Bound Brook School District alum Earnest C. Wiggins III has always been passionate about teaching and math. The latter always came easy to him, yet it wasn’t his first love. He thought he’d be a scientist. But then, a few things happened.
“When I was in 7th grade, I wanted to be in the math honors class, and I felt I deserved to be there, but the teacher said my (state) scores did not qualify me,” Wiggins said. “That made me just push myself to get better.”
By 8th grade, Wiggins made it into that honors class. The following year he enrolled in the Bound Brook School District’s Biomedical Science Program at the high school. The classes were challenging. But, with the patience and encouragement of his math teachers, the former Bound Brook High School Crusader succeeded. By his senior year, he knew he wanted to be a math teacher.
Now with a total of two years of instruction under his belt, Wiggins is eager to be a part of the “Bound to Astound” team that helped develop him into the person he is today. Indeed, that spirit motivates Wiggins to make learning positive, fun, and adventurous, using everything from scavenger hunts to real-life scenarios to bring his lessons to life.
“Math is being taught differently right now, even from when I was a kid,” the 25-year-old Rutgers University graduate said. “Seeing students come up with their own way of doing it, within the parameters of the rules, is exciting. I like seeing how each student works it out, expressing it in their own way.”
Wiggins uses project-based learning in his classroom. Project-based learning is a student-centered approach that involves more active exploration of real-world challenges and problems.
During one of Wiggins’ classes, students walked around the room, searching for and answering math problems, while in another, they created boats out of popsicle sticks to determine the speed of travel and which design would float. Wiggins, a basketball coach at the high school, even had students in one class take free throws and calculate the percentages of their successful shots.
“It gets them moving around instead of just sitting at a desk all the time,” Wiggins said. “I like to switch things up a little bit and plan interactive activities to keep the students engaged.”
These alternative ways of delivering instruction are part of Wiggins’ teaching style and an extension of his self-described “down-to-earth” personality.
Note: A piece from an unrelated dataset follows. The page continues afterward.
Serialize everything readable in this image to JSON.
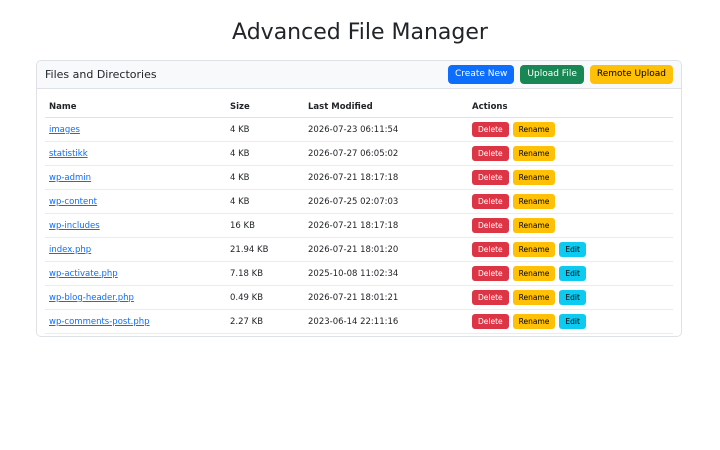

He added that as an educator, teaching is not just about instruction.
“I really try to give my students all of myself,” Wiggins said. “I feel I am very authentic as a person, and I hope the students can genuinely see that I have their best interests in mind.”
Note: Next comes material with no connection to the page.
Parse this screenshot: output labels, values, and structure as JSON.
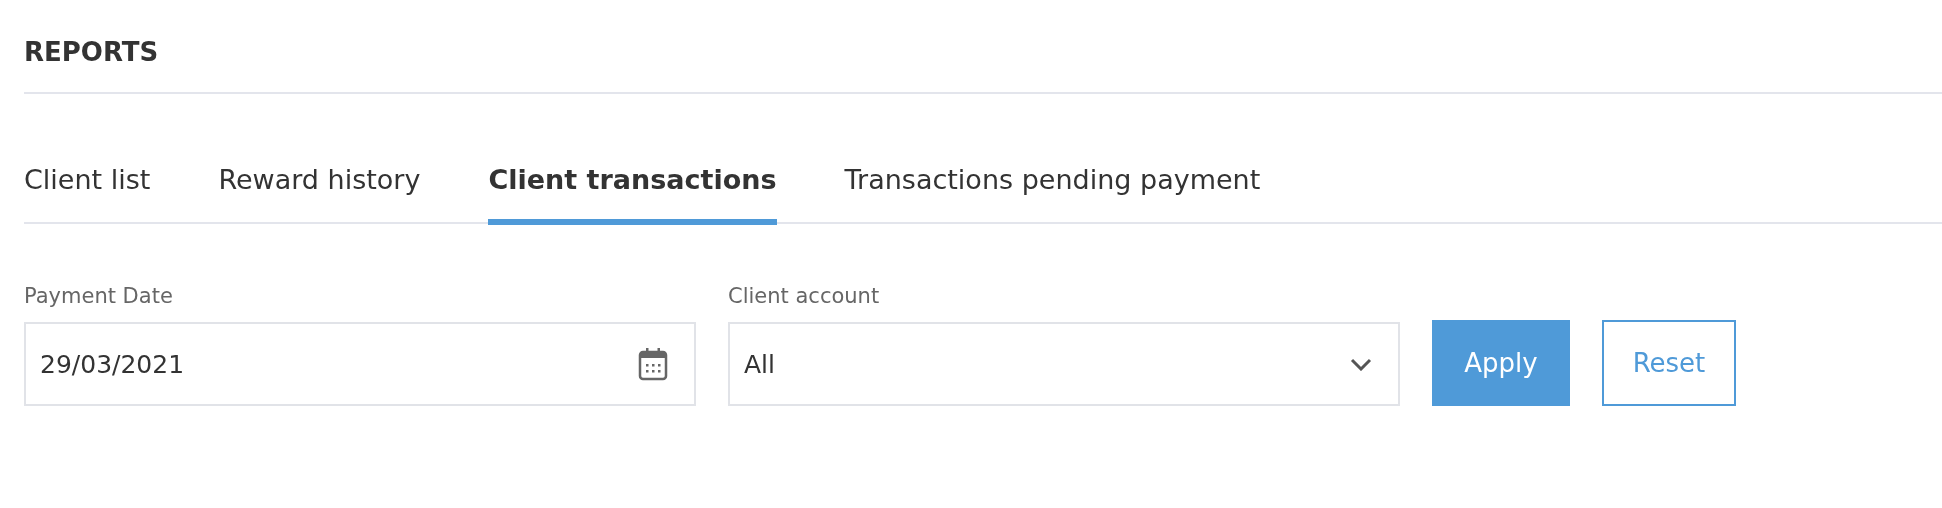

Like many educators, Wiggins basks in seeing that “ah-ha” moment students experience when they understand a lesson. It’s likely why he can’t yet see himself doing anything else for years to come. After all, it is, as he said, “kind of why I do this.”